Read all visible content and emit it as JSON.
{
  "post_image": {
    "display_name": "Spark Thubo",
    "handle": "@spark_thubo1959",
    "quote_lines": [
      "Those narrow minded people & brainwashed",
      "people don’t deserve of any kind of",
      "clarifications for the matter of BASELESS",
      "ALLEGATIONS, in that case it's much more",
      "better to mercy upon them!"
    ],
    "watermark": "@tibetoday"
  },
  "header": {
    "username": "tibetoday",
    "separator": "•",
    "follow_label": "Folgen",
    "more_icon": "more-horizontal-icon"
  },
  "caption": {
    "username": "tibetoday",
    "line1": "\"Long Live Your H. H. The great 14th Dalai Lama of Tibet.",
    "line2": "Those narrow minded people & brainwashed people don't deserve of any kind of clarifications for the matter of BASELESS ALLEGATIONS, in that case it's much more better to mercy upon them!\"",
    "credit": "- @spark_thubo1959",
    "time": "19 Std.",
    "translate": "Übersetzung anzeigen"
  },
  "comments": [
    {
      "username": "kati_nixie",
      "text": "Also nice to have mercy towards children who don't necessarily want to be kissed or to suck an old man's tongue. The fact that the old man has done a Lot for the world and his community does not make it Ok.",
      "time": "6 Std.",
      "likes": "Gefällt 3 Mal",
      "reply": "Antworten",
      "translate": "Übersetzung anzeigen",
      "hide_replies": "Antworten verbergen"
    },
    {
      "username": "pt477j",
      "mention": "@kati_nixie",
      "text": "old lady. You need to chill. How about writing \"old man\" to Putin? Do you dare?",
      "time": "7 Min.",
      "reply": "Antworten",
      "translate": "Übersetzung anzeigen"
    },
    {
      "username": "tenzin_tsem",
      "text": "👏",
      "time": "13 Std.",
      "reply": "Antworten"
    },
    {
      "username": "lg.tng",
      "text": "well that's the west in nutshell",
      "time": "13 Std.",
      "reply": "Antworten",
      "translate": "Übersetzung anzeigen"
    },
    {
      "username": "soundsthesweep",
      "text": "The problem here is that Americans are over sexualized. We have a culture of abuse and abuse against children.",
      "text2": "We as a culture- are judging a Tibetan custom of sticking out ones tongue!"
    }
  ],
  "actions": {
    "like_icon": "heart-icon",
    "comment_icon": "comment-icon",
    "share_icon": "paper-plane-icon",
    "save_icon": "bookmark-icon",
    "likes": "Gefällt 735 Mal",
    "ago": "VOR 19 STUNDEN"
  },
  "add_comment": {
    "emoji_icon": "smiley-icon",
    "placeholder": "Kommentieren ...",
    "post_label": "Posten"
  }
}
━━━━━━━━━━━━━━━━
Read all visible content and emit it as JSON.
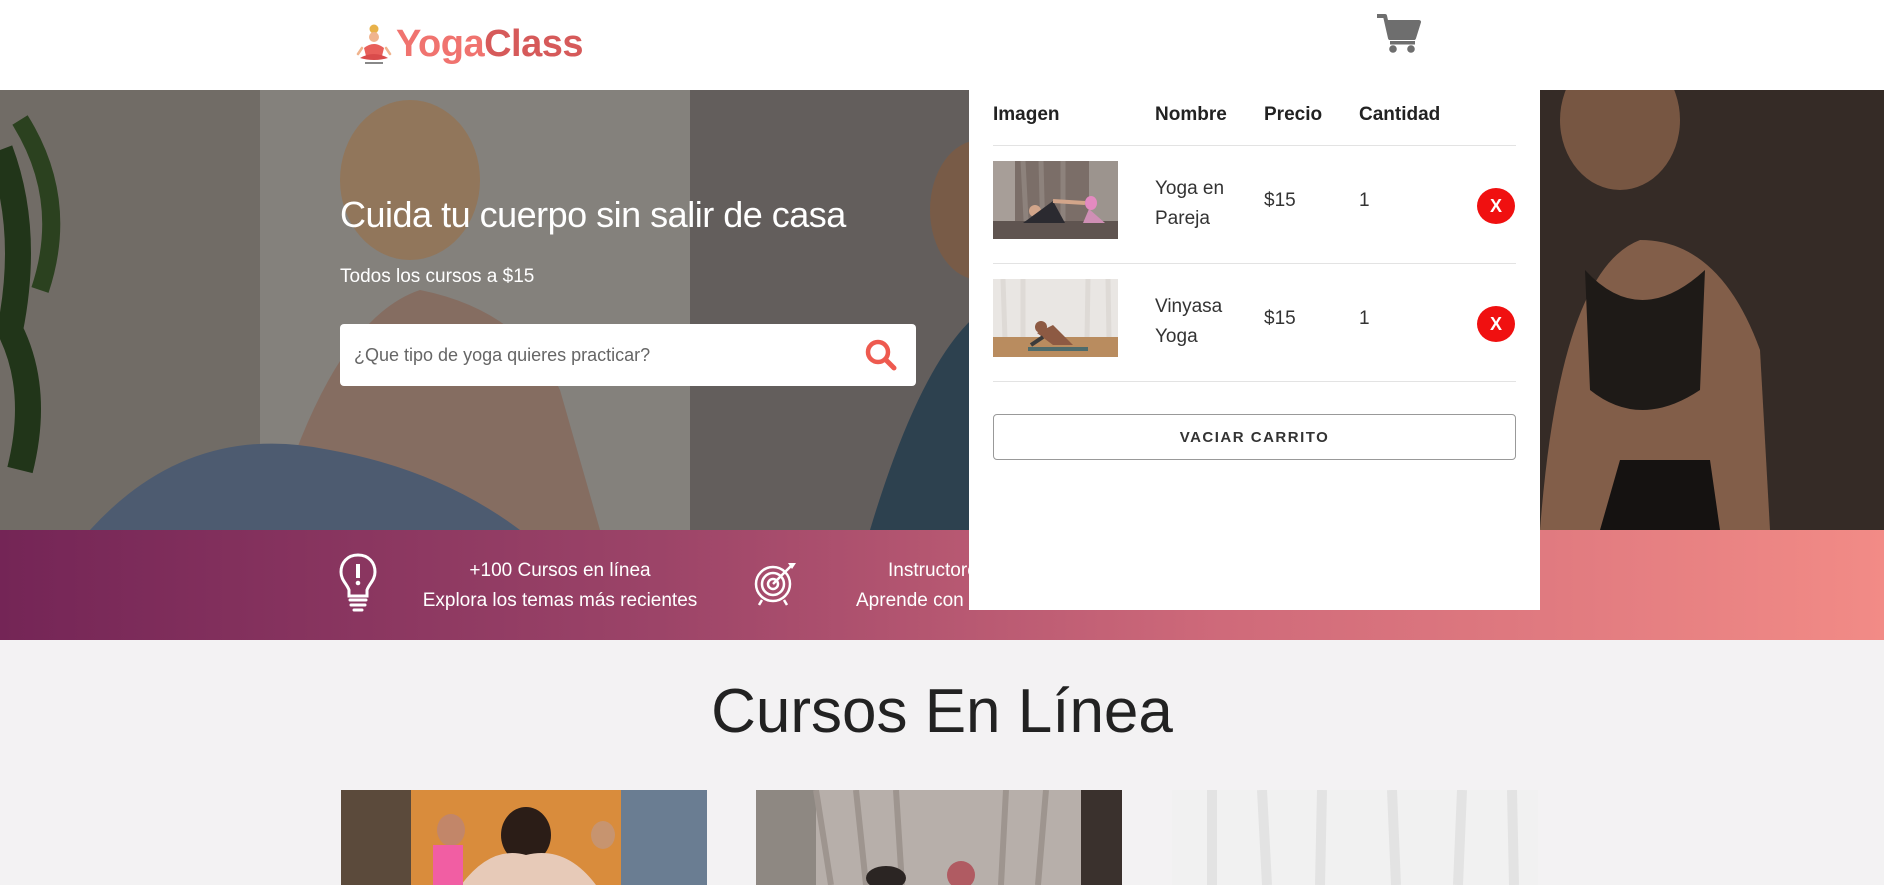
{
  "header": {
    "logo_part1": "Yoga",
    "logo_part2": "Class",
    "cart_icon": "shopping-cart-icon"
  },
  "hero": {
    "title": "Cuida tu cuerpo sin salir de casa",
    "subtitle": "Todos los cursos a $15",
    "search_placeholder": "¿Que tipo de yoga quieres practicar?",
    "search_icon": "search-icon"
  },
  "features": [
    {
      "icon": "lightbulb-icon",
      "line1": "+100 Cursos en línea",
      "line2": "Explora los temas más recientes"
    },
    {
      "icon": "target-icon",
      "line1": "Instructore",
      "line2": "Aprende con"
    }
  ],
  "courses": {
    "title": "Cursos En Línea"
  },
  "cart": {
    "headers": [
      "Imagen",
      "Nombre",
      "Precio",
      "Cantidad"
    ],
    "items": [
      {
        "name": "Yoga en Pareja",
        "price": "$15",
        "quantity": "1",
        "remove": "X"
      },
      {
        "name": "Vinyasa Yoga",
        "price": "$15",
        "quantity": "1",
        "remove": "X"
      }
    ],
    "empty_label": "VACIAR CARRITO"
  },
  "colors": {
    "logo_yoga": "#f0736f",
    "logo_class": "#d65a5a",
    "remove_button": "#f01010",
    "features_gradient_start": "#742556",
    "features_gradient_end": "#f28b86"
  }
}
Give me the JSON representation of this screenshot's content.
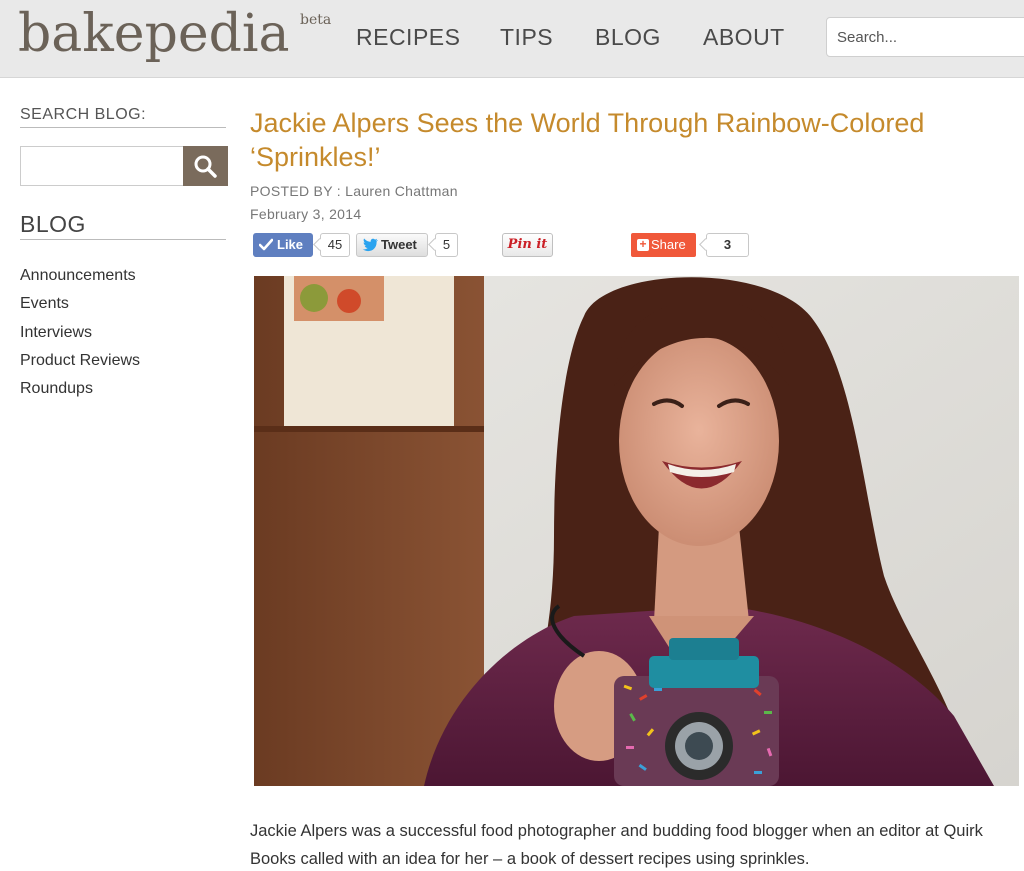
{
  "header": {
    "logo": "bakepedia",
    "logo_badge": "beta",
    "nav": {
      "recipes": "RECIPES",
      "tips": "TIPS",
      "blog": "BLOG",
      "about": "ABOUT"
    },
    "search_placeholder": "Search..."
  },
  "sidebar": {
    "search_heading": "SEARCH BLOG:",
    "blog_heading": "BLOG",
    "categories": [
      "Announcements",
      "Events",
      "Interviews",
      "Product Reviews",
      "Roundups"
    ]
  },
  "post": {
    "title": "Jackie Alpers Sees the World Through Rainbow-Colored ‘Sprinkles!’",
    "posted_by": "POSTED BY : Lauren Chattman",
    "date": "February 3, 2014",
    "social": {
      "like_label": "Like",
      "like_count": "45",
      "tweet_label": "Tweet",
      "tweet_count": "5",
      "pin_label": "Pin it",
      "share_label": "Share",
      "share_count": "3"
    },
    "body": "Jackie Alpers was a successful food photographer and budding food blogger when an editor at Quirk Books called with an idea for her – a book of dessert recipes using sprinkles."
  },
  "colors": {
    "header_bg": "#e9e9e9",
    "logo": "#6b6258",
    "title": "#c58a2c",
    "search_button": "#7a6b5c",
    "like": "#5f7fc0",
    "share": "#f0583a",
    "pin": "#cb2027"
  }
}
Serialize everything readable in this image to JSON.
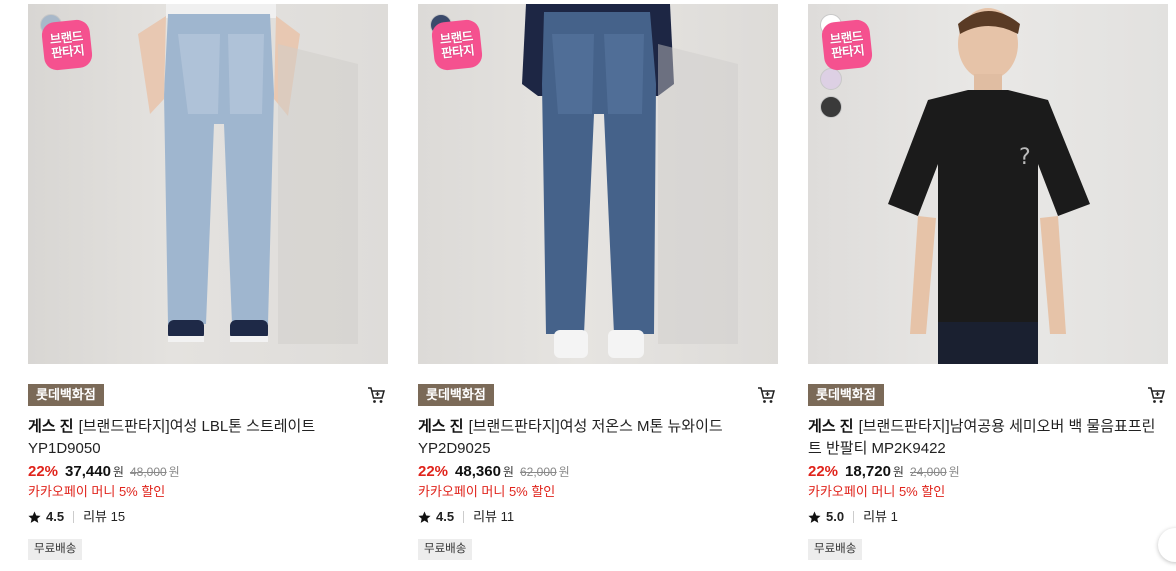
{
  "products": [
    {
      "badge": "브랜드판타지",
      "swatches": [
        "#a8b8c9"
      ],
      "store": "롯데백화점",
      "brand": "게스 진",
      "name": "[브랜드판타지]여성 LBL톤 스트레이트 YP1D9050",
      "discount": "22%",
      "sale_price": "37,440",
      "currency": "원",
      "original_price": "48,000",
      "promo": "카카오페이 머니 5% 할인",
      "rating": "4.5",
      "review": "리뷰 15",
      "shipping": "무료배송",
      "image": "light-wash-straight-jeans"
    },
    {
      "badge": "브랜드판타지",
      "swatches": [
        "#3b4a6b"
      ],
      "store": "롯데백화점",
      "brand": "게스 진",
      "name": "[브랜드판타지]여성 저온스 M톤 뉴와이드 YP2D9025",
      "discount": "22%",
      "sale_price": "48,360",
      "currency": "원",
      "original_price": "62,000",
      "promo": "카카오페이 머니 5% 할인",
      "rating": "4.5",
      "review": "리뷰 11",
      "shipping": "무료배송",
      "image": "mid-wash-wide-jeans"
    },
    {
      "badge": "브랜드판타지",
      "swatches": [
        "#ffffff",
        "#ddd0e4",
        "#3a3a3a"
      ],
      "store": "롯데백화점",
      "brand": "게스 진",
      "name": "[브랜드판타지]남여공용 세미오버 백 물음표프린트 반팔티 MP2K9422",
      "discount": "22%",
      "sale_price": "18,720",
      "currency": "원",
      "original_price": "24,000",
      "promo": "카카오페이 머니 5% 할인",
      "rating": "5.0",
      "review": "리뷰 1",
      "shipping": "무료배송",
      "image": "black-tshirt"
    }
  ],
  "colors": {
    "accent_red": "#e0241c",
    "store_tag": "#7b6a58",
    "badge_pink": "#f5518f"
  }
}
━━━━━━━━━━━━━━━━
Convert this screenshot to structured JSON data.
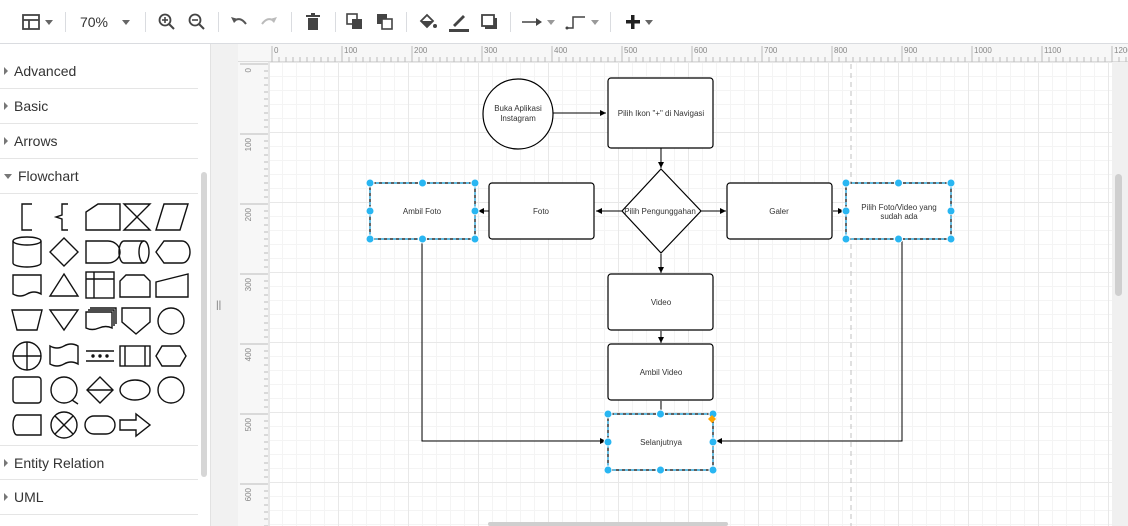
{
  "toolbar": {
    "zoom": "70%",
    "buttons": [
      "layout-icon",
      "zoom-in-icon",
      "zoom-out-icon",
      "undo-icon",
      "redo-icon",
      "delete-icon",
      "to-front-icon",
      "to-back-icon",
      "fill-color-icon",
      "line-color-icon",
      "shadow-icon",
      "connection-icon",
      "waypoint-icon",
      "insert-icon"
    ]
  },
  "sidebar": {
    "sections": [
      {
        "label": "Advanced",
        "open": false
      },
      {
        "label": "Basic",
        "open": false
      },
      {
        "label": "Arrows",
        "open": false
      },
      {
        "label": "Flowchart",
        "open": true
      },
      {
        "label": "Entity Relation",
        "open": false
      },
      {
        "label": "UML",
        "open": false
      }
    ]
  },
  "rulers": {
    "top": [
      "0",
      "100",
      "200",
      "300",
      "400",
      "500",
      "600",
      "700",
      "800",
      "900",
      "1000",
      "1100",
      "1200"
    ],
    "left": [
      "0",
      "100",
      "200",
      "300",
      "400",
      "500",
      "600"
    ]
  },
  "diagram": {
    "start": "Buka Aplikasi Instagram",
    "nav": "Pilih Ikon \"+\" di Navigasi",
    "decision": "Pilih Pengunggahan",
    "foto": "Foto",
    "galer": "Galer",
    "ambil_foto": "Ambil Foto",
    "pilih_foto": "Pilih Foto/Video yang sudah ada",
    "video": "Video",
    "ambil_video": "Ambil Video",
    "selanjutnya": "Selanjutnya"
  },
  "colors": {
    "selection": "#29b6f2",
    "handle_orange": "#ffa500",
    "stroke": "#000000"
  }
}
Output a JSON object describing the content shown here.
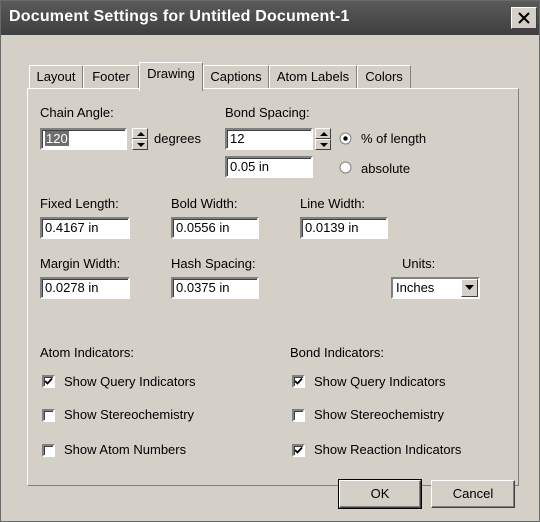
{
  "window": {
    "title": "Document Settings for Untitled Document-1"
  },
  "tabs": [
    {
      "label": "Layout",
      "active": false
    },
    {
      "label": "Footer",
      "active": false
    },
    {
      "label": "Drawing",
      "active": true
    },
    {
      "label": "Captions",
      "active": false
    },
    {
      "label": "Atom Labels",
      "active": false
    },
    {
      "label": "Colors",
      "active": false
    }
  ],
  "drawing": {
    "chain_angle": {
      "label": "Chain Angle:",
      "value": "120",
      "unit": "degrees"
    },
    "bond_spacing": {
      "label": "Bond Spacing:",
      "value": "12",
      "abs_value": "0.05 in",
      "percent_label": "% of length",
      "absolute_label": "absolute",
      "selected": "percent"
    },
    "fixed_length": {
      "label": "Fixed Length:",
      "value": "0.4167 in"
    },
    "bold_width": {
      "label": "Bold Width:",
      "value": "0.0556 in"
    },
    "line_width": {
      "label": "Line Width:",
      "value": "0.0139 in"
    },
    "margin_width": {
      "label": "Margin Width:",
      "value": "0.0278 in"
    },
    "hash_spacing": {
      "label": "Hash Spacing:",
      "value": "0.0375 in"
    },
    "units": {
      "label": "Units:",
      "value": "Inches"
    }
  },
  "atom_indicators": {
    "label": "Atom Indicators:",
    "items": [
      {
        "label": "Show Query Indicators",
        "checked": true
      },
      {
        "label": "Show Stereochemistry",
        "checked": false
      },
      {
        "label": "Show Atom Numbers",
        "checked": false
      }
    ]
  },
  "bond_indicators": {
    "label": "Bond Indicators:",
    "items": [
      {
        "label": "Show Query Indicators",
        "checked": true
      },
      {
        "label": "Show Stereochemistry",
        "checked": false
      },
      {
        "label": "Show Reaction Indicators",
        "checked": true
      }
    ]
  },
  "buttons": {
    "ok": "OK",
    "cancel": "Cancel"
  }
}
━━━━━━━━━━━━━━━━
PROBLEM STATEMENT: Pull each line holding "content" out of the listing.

COMPLETED EXERCISE:
Read all visible content and emit it as JSON.
Read all visible content and emit it as JSON.
Give me the JSON representation of this screenshot's content.
Output a JSON object describing the content shown here.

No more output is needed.